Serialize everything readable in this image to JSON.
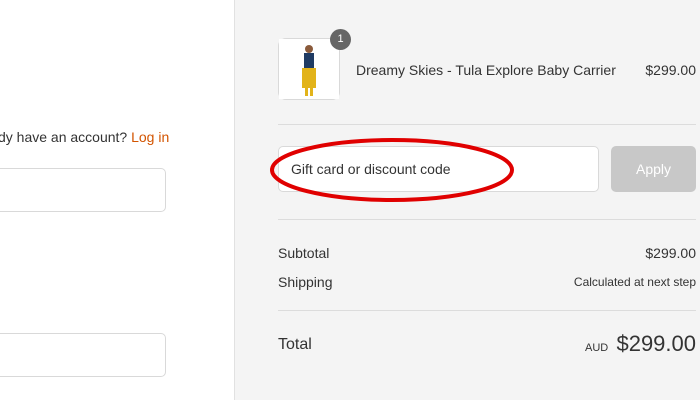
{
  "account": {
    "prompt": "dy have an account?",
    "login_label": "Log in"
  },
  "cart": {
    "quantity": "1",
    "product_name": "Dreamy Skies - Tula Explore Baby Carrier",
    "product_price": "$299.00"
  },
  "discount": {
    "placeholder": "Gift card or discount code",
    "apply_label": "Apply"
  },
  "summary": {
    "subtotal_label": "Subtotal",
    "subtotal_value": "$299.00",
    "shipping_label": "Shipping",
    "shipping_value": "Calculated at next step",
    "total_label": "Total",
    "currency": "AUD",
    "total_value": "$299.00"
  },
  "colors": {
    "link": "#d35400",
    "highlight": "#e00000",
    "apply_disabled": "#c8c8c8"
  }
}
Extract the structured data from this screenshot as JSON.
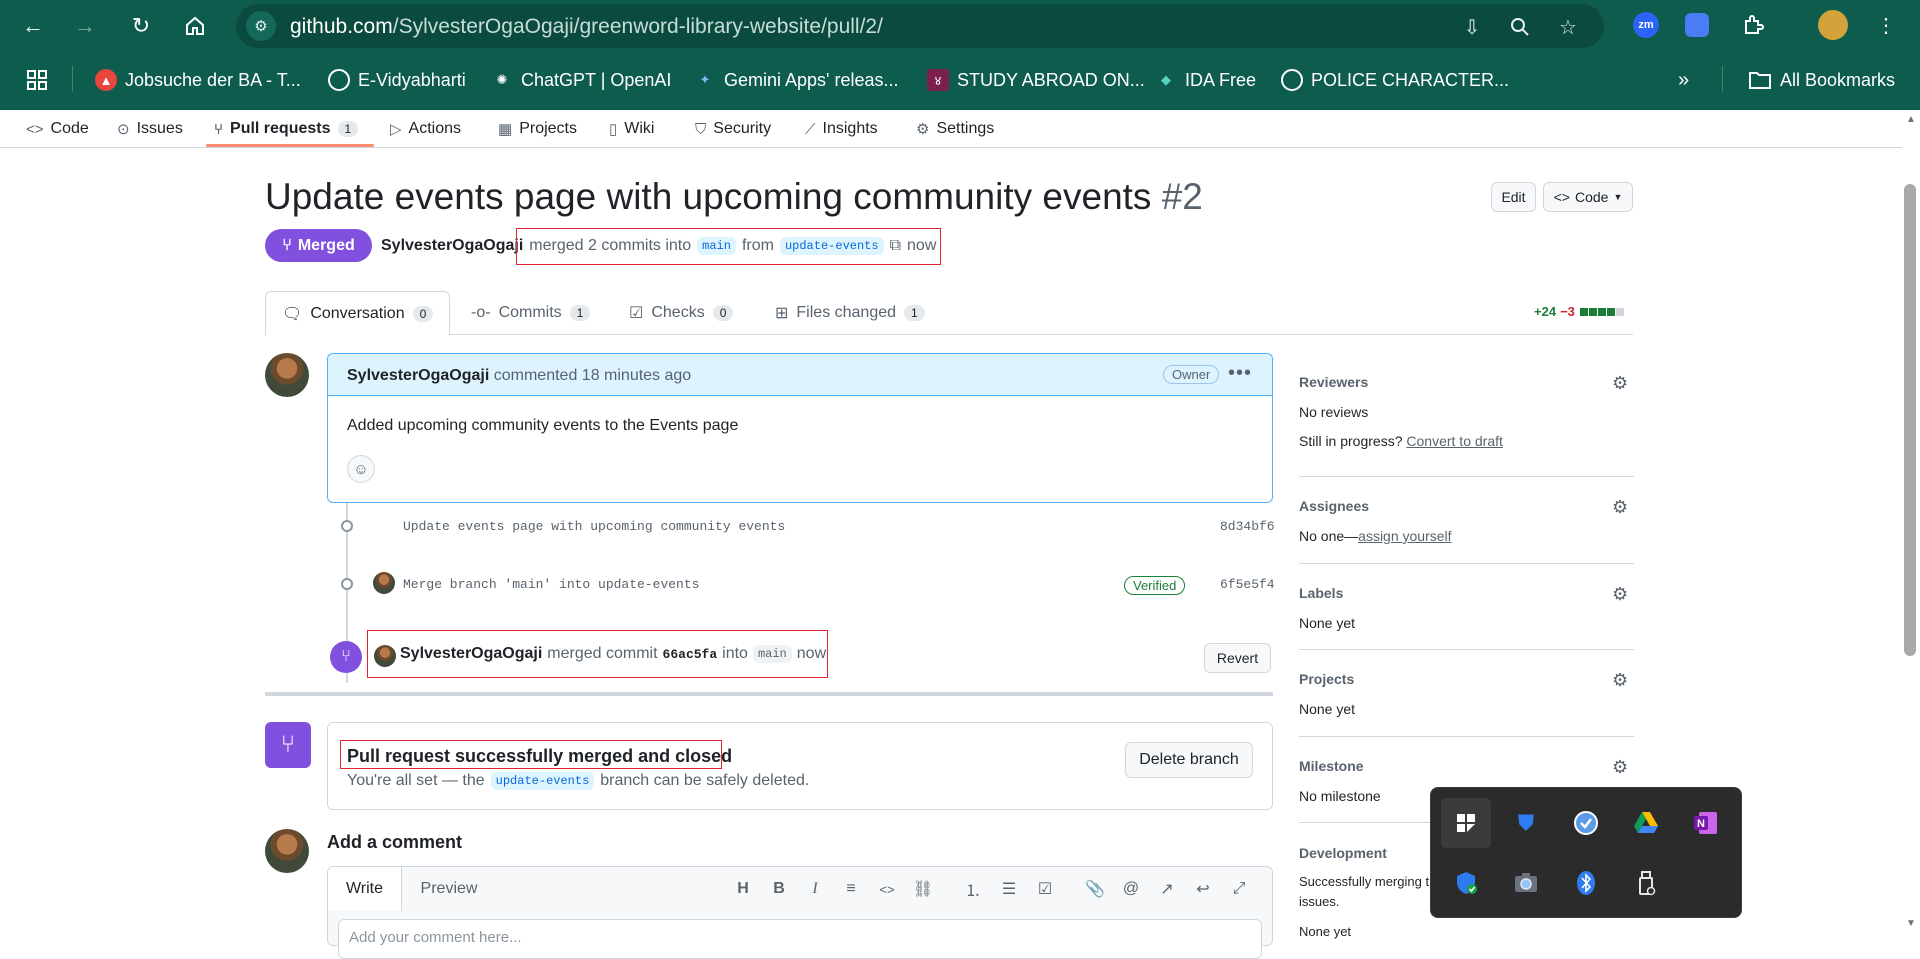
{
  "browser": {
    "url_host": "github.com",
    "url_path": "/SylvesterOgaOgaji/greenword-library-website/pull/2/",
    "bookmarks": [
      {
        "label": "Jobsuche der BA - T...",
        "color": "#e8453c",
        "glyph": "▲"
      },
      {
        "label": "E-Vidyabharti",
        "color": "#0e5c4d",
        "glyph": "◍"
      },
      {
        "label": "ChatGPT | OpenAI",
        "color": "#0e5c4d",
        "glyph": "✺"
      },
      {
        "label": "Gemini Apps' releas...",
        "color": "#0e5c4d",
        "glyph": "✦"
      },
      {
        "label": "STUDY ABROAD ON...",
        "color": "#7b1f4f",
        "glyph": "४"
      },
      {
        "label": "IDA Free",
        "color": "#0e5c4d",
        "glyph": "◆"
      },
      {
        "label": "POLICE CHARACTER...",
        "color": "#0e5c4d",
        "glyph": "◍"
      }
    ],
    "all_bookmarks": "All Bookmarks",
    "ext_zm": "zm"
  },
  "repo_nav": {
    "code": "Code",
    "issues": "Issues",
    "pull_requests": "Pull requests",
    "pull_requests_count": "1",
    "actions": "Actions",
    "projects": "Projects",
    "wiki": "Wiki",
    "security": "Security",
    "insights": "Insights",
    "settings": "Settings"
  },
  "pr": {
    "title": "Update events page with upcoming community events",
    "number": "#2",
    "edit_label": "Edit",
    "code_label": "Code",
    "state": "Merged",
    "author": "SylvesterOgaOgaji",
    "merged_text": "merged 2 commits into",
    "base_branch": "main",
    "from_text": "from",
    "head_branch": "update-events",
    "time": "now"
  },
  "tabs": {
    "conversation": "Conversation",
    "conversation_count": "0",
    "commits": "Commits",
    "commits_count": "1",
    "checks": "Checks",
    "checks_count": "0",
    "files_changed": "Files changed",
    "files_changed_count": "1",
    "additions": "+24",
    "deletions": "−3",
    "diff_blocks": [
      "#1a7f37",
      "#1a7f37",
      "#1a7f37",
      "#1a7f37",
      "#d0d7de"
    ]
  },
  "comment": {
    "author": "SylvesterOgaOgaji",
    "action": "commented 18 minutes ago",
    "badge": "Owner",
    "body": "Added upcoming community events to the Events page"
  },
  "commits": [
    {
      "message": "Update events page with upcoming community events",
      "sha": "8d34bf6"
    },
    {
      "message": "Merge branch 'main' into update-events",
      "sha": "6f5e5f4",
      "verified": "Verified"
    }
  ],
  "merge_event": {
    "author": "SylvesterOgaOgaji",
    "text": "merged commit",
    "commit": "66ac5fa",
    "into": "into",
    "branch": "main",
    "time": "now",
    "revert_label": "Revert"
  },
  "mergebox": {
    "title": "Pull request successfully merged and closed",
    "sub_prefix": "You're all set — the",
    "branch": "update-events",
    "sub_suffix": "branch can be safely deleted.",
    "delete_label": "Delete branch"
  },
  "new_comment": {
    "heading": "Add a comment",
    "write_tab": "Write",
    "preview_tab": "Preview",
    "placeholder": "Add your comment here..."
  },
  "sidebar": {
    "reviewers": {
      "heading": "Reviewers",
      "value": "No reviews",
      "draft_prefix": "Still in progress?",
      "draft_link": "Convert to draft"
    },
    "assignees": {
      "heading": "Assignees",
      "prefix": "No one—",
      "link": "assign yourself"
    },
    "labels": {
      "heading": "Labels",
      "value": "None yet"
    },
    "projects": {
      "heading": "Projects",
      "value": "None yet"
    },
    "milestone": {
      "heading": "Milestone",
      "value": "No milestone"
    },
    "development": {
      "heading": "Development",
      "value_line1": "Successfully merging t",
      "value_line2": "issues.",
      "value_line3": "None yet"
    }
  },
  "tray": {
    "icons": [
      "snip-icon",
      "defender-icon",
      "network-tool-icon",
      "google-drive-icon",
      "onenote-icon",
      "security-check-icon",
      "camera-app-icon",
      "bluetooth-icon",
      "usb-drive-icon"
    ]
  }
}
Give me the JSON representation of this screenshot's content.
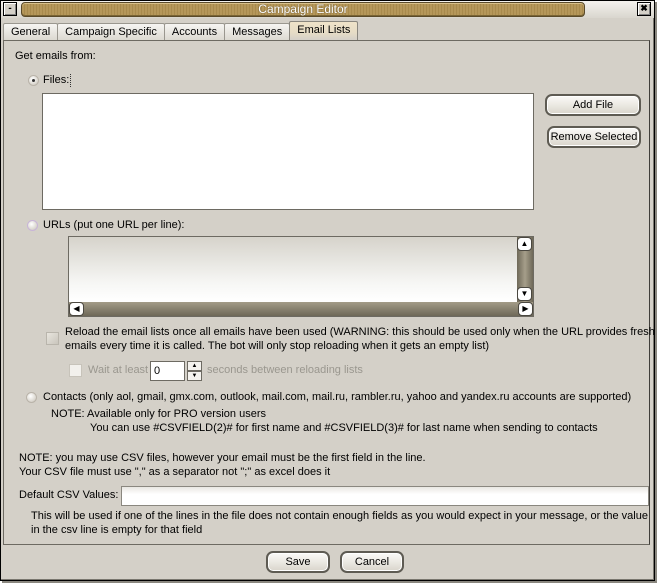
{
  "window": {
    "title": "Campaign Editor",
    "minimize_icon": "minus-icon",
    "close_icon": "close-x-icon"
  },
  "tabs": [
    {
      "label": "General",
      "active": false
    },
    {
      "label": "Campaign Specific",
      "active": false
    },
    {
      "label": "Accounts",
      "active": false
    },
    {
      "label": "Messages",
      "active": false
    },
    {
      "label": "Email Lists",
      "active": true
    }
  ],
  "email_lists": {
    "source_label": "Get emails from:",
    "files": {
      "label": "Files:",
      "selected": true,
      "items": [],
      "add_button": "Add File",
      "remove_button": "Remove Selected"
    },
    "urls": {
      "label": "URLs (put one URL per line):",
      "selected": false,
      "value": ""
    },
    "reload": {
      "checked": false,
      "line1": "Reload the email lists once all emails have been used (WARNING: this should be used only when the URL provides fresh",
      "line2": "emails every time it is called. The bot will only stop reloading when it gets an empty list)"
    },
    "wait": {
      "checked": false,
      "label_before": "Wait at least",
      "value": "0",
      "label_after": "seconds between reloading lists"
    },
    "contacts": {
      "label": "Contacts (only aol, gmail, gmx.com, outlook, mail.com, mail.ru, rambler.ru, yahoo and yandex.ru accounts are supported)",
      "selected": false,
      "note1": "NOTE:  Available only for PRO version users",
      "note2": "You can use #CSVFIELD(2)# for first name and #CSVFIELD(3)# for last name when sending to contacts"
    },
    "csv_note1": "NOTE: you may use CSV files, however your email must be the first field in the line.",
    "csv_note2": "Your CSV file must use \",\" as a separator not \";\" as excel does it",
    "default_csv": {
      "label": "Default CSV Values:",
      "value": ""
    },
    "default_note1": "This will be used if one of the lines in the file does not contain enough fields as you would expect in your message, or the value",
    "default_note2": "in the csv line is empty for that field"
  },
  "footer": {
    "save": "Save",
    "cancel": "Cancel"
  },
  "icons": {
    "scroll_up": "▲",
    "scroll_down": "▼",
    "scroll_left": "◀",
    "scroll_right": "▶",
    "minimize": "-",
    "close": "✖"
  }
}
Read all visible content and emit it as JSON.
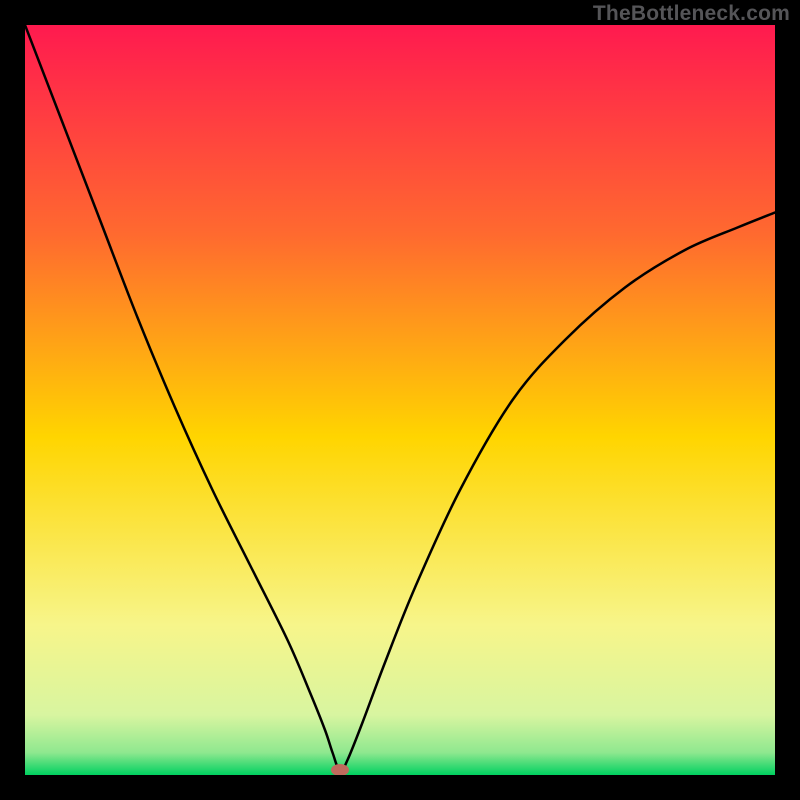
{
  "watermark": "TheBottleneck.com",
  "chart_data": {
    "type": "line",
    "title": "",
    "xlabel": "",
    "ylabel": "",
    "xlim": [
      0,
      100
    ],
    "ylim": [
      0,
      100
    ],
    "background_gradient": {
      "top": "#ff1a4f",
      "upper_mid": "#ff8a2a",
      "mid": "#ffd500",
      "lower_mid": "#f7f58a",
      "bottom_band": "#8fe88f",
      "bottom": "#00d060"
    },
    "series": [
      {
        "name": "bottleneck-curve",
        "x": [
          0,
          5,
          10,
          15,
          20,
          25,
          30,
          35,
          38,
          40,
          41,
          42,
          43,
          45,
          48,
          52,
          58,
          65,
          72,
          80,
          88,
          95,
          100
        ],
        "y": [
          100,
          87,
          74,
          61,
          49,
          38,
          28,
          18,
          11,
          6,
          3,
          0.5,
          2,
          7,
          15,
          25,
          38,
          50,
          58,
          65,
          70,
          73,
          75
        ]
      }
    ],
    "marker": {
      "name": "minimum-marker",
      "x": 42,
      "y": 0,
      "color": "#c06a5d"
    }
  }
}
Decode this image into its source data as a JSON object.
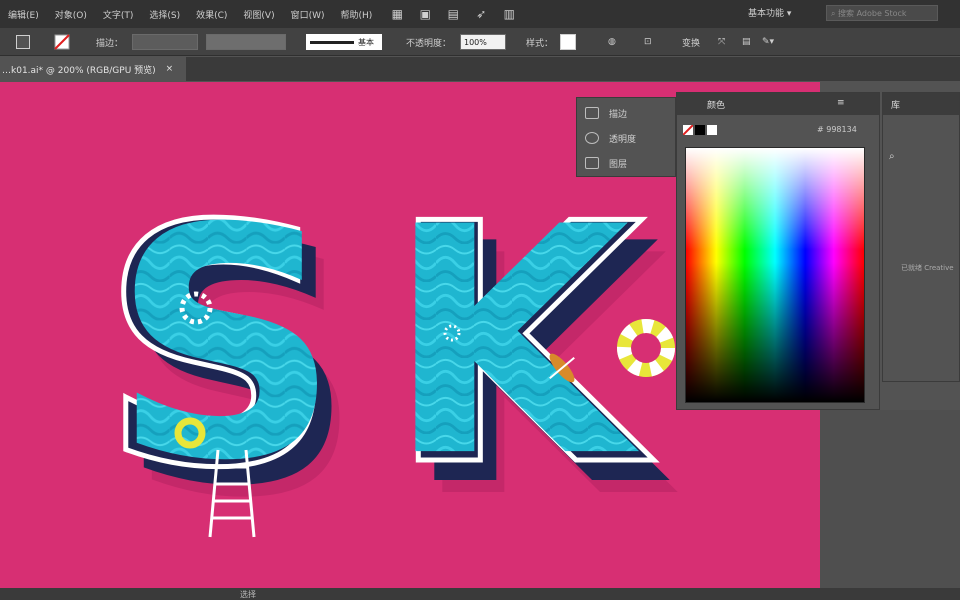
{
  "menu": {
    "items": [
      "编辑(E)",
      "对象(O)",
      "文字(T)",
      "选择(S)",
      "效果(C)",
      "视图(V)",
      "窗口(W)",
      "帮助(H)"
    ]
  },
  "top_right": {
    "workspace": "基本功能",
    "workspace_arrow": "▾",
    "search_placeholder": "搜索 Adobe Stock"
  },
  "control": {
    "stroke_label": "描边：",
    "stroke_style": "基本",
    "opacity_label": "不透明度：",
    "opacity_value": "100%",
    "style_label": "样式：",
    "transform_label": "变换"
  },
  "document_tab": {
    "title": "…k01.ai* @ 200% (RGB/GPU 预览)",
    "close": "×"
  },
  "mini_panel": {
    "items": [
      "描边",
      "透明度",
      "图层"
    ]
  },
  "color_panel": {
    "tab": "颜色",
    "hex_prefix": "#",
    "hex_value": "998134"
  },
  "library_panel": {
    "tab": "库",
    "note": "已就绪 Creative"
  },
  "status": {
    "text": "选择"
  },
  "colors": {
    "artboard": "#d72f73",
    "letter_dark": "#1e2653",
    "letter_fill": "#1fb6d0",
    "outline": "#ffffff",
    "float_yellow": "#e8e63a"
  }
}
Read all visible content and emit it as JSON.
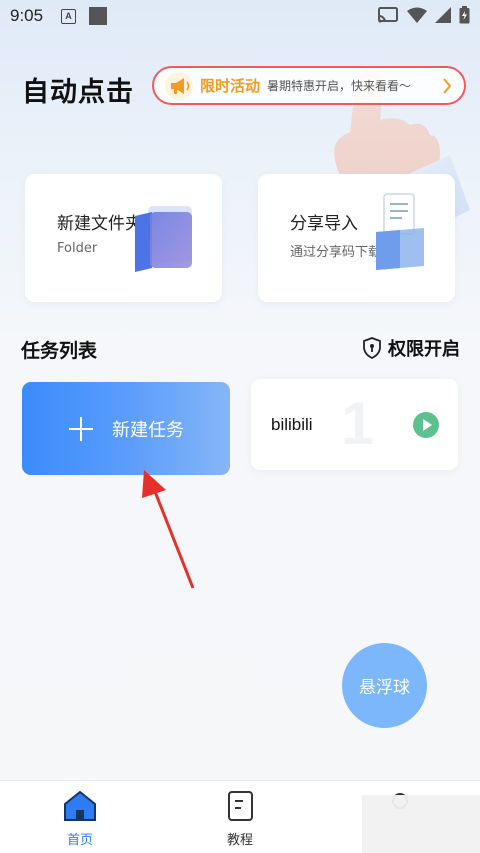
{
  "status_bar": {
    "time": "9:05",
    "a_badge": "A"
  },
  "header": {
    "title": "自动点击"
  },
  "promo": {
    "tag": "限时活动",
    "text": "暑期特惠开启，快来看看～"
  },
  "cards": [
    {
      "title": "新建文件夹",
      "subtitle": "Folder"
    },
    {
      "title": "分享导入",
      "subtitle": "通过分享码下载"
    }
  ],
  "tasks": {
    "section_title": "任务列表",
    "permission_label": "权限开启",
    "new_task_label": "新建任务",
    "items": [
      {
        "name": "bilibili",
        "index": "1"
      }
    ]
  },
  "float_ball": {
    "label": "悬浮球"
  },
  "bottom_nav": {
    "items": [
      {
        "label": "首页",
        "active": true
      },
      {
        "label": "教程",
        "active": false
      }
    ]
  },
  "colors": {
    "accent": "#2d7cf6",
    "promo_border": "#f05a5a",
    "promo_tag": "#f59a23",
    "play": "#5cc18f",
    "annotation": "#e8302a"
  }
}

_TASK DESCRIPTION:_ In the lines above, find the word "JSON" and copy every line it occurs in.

_EXERCISE SOLUTION:_
Serialize everything readable in this image to JSON.
Extract the structured data from this screenshot as JSON.
Give me the JSON representation of this screenshot's content.
Read all visible content and emit it as JSON.
Decode this image into its source data as a JSON object.
Read all visible content and emit it as JSON.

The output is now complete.